Go through the data and report how many lines include the word "time", giving only the number.

===== The data =====

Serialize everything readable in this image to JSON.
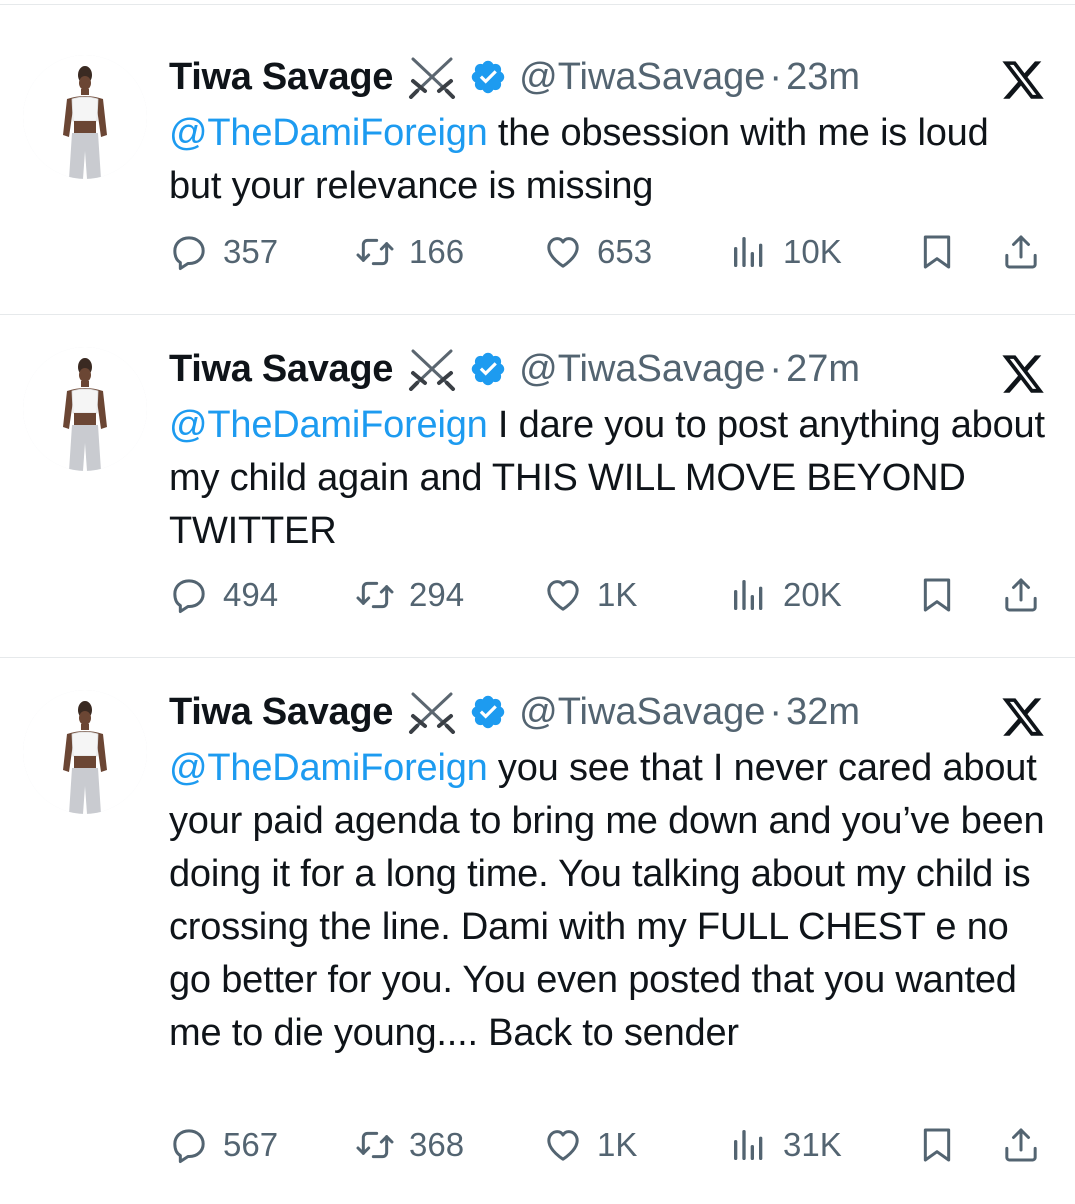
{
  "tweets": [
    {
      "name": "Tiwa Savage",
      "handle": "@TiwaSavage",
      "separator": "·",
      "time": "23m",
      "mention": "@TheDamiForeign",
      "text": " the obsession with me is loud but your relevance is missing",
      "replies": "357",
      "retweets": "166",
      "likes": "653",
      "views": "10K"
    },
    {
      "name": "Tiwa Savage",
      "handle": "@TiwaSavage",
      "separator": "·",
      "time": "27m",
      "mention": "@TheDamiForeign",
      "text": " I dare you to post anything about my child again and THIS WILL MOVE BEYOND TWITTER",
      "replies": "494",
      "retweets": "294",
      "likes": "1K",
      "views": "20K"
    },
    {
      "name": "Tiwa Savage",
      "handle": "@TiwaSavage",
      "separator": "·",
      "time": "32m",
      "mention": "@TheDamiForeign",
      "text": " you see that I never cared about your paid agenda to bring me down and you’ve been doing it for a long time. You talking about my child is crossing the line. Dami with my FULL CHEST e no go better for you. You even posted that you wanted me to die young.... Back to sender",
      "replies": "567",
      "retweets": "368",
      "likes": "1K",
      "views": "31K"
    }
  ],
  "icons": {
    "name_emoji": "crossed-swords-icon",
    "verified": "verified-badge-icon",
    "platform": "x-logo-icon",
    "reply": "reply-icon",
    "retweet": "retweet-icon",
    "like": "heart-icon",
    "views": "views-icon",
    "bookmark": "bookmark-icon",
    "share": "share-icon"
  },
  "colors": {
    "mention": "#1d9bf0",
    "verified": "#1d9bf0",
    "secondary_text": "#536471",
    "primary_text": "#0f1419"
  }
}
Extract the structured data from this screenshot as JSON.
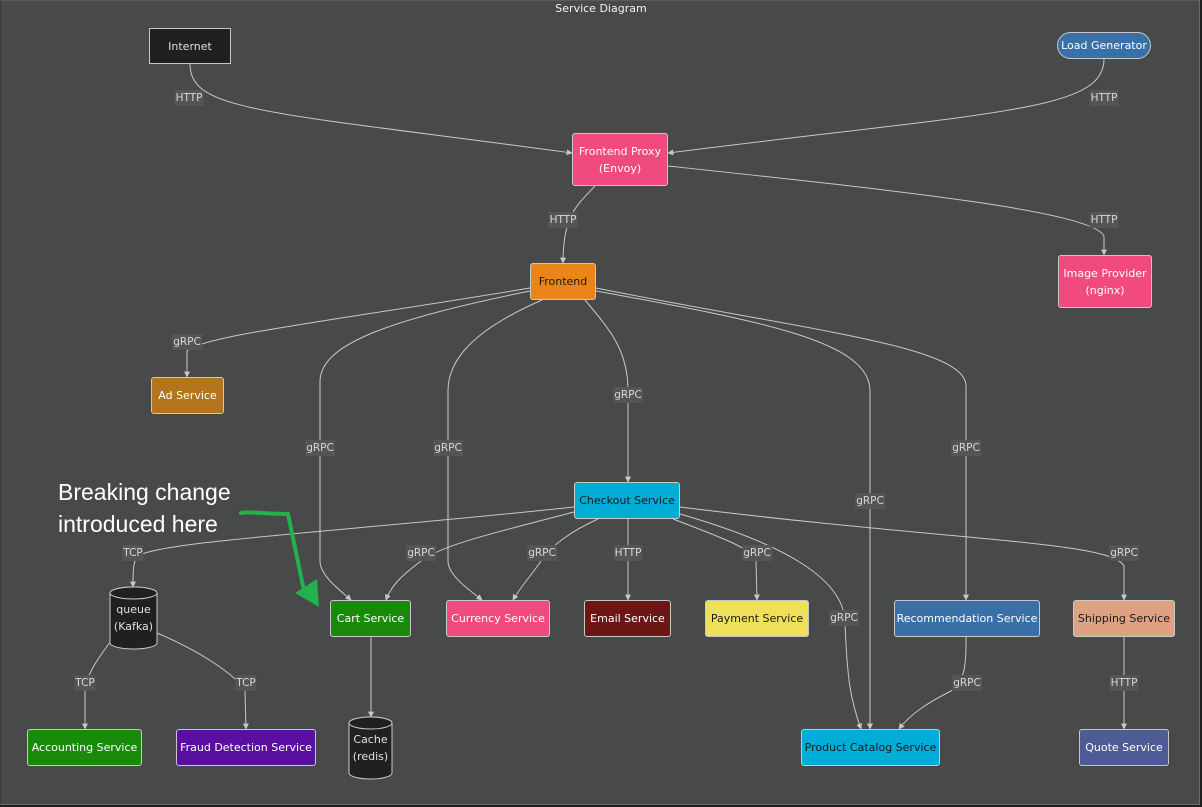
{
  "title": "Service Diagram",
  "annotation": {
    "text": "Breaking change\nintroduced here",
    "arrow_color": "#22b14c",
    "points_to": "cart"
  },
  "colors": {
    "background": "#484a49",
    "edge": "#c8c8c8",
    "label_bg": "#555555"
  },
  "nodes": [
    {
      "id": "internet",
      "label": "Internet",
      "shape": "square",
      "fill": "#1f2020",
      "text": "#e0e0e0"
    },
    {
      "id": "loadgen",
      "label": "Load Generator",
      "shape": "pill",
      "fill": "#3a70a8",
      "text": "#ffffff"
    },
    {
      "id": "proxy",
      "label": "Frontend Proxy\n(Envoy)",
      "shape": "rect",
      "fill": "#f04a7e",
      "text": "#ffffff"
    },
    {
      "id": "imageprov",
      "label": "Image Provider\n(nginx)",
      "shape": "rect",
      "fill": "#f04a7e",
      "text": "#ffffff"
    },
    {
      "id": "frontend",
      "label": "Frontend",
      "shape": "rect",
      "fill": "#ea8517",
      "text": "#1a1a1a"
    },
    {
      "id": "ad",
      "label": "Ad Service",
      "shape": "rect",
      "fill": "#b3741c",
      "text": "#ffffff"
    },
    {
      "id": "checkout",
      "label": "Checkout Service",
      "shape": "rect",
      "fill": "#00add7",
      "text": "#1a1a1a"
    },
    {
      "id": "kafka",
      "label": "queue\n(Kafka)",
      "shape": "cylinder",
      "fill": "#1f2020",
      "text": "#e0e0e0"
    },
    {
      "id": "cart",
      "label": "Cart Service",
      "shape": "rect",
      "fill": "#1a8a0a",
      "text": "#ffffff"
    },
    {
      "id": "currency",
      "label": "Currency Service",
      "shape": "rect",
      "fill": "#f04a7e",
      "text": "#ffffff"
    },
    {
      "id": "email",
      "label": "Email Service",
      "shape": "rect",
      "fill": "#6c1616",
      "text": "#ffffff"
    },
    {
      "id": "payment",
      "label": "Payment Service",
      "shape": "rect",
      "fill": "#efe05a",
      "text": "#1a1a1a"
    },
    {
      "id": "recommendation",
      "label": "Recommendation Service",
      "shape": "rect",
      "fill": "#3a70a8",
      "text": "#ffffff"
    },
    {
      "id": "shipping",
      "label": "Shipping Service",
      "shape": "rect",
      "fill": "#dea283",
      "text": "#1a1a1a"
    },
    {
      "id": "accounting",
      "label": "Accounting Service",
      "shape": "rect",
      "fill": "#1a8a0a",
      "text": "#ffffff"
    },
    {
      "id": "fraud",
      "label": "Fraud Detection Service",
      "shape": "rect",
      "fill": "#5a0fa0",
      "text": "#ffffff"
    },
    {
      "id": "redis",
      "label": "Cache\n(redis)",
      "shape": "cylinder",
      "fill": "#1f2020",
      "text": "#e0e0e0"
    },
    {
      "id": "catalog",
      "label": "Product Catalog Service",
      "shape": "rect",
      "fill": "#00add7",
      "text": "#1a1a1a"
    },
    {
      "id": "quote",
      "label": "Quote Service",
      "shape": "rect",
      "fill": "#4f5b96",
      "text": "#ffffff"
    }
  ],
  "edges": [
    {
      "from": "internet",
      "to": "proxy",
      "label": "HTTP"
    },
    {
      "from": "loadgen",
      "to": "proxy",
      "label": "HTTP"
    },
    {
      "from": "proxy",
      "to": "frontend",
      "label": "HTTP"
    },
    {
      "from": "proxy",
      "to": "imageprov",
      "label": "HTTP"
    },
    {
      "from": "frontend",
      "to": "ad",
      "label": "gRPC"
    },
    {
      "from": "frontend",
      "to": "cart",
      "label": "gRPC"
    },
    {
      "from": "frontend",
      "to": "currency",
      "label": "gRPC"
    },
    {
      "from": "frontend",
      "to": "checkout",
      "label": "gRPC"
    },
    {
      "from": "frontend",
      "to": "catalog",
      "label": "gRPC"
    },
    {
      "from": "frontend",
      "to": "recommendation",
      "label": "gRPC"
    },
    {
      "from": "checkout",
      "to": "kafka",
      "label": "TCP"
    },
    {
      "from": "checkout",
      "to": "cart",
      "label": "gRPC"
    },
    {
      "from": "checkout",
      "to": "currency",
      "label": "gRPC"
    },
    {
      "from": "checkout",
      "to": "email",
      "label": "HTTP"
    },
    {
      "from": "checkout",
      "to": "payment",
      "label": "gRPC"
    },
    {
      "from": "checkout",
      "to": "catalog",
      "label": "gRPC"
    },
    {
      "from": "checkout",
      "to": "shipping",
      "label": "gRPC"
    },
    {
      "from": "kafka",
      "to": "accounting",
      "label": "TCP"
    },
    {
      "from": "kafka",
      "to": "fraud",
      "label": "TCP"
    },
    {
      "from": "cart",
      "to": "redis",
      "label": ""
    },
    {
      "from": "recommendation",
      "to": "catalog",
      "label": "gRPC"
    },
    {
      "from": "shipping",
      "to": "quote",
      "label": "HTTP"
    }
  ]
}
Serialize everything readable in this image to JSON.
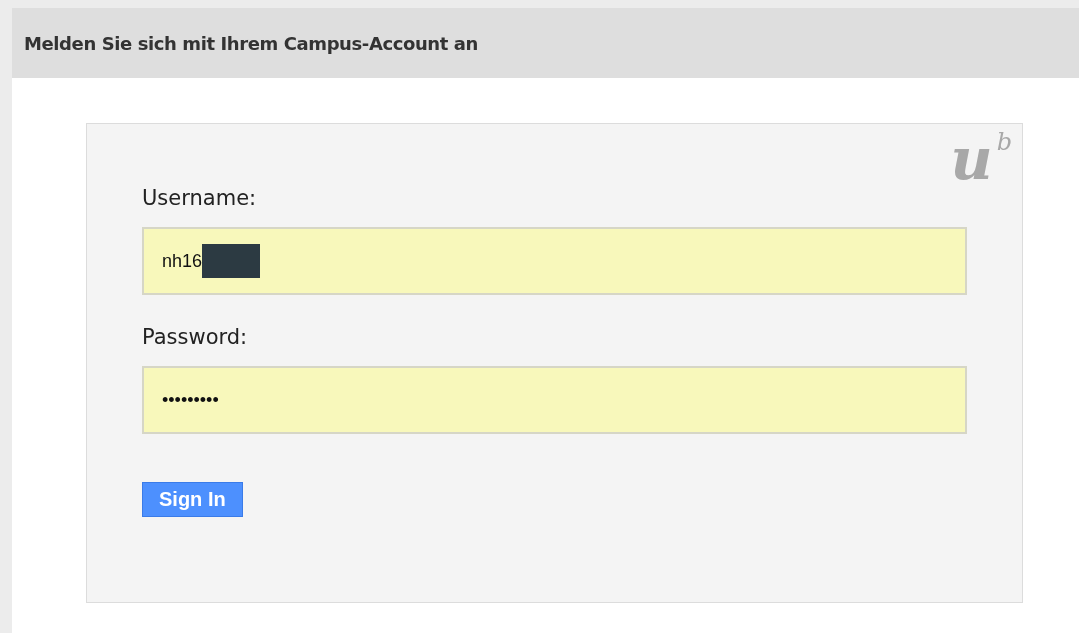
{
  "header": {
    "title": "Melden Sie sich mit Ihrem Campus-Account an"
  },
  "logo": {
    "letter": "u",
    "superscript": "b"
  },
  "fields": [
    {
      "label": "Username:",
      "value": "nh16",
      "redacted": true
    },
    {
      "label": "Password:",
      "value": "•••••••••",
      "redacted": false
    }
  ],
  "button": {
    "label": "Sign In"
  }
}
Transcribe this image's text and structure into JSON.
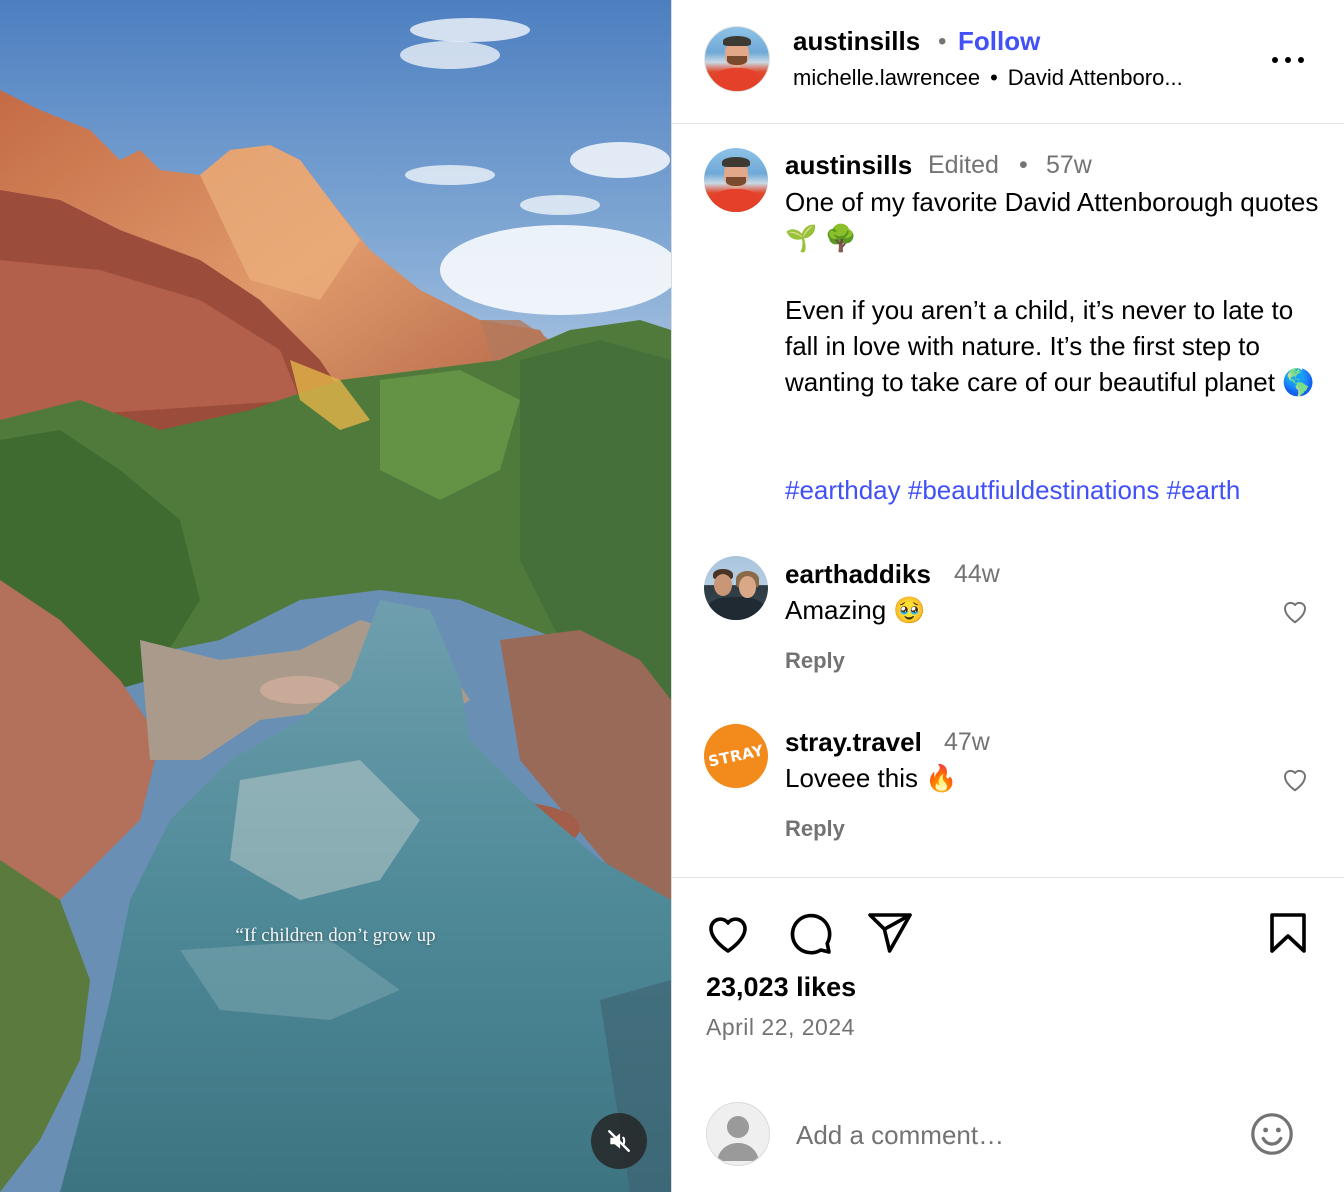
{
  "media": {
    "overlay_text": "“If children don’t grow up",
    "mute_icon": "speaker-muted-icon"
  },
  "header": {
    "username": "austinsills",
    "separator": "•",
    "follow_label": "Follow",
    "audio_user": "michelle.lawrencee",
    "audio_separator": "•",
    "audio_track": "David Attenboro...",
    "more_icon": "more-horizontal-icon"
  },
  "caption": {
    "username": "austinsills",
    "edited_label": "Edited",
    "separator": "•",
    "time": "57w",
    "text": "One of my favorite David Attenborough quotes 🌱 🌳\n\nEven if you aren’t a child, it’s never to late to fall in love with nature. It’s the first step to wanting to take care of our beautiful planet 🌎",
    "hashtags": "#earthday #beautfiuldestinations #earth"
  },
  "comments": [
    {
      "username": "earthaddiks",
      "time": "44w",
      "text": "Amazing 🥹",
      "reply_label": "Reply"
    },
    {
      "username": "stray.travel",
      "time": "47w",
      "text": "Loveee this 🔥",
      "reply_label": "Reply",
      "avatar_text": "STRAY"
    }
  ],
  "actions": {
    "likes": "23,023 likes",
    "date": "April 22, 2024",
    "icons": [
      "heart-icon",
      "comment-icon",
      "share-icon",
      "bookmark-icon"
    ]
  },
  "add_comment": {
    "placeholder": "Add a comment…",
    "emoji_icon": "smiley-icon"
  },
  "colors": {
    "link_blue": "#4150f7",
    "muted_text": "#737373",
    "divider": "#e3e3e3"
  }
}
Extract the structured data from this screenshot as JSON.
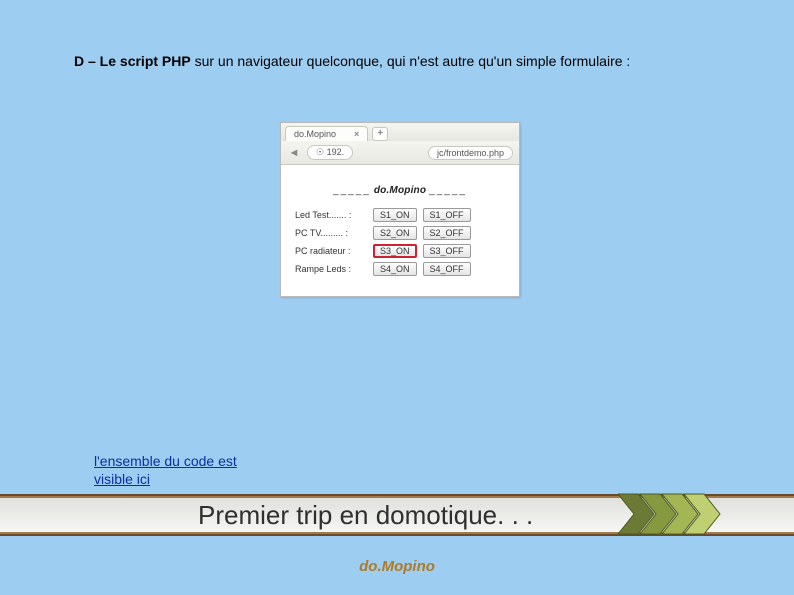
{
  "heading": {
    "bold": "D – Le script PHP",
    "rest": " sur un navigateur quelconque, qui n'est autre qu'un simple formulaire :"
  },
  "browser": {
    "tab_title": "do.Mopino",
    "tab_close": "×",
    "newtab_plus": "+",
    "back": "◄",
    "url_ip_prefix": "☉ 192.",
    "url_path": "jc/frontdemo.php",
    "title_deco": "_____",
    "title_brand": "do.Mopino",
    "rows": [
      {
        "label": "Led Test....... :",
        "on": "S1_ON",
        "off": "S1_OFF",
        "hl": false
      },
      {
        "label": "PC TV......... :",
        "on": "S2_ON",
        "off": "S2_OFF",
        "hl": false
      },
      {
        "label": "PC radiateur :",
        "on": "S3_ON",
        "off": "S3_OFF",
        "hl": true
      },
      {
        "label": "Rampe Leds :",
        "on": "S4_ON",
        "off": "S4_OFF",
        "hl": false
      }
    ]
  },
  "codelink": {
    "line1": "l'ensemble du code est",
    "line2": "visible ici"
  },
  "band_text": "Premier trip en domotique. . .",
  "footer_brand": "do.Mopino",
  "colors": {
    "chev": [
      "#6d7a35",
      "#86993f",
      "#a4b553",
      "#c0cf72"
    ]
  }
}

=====

• **Final answer**:
7